EXERCISE GOAL => Tally up the lines below that include the word "Description". Answer with the number alone.

═══

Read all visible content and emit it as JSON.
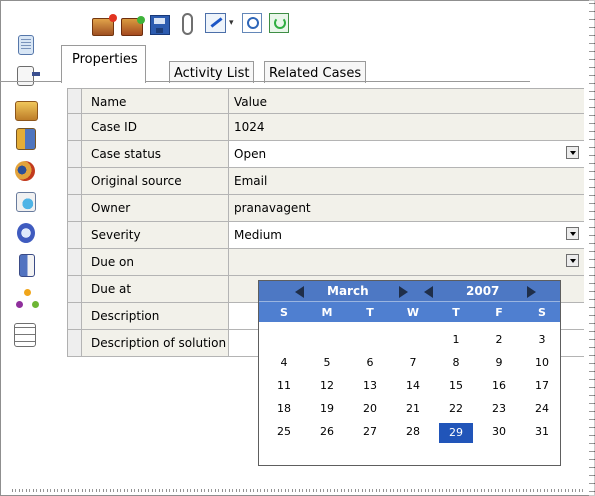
{
  "toolbar": {
    "buttons": [
      "new-case-icon",
      "open-case-icon",
      "save-icon",
      "attachment-icon",
      "edit-icon",
      "find-icon",
      "refresh-icon"
    ]
  },
  "sidebar": {
    "items": [
      "notes-icon",
      "form-icon",
      "case-icon",
      "people-icon",
      "contact-icon",
      "report-icon",
      "book-icon",
      "document-icon",
      "network-icon",
      "workflow-icon"
    ]
  },
  "tabs": [
    {
      "label": "Properties",
      "active": true
    },
    {
      "label": "Activity List",
      "active": false
    },
    {
      "label": "Related Cases",
      "active": false
    }
  ],
  "grid": {
    "header": {
      "name": "Name",
      "value": "Value"
    },
    "rows": [
      {
        "name": "Case ID",
        "value": "1024"
      },
      {
        "name": "Case status",
        "value": "Open"
      },
      {
        "name": "Original source",
        "value": "Email"
      },
      {
        "name": "Owner",
        "value": "pranavagent"
      },
      {
        "name": "Severity",
        "value": "Medium"
      },
      {
        "name": "Due on",
        "value": ""
      },
      {
        "name": "Due at",
        "value": ""
      },
      {
        "name": "Description",
        "value": ""
      },
      {
        "name": "Description of solution",
        "value": ""
      }
    ]
  },
  "calendar": {
    "month": "March",
    "year": "2007",
    "weekdays": [
      "S",
      "M",
      "T",
      "W",
      "T",
      "F",
      "S"
    ],
    "weeks": [
      [
        "",
        "",
        "",
        "",
        "1",
        "2",
        "3"
      ],
      [
        "4",
        "5",
        "6",
        "7",
        "8",
        "9",
        "10"
      ],
      [
        "11",
        "12",
        "13",
        "14",
        "15",
        "16",
        "17"
      ],
      [
        "18",
        "19",
        "20",
        "21",
        "22",
        "23",
        "24"
      ],
      [
        "25",
        "26",
        "27",
        "28",
        "29",
        "30",
        "31"
      ]
    ],
    "selected_day": "29",
    "colors": {
      "header": "#4d78c4",
      "selected": "#2155b9"
    }
  }
}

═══

SOLUTION TO THE PROBLEM => 2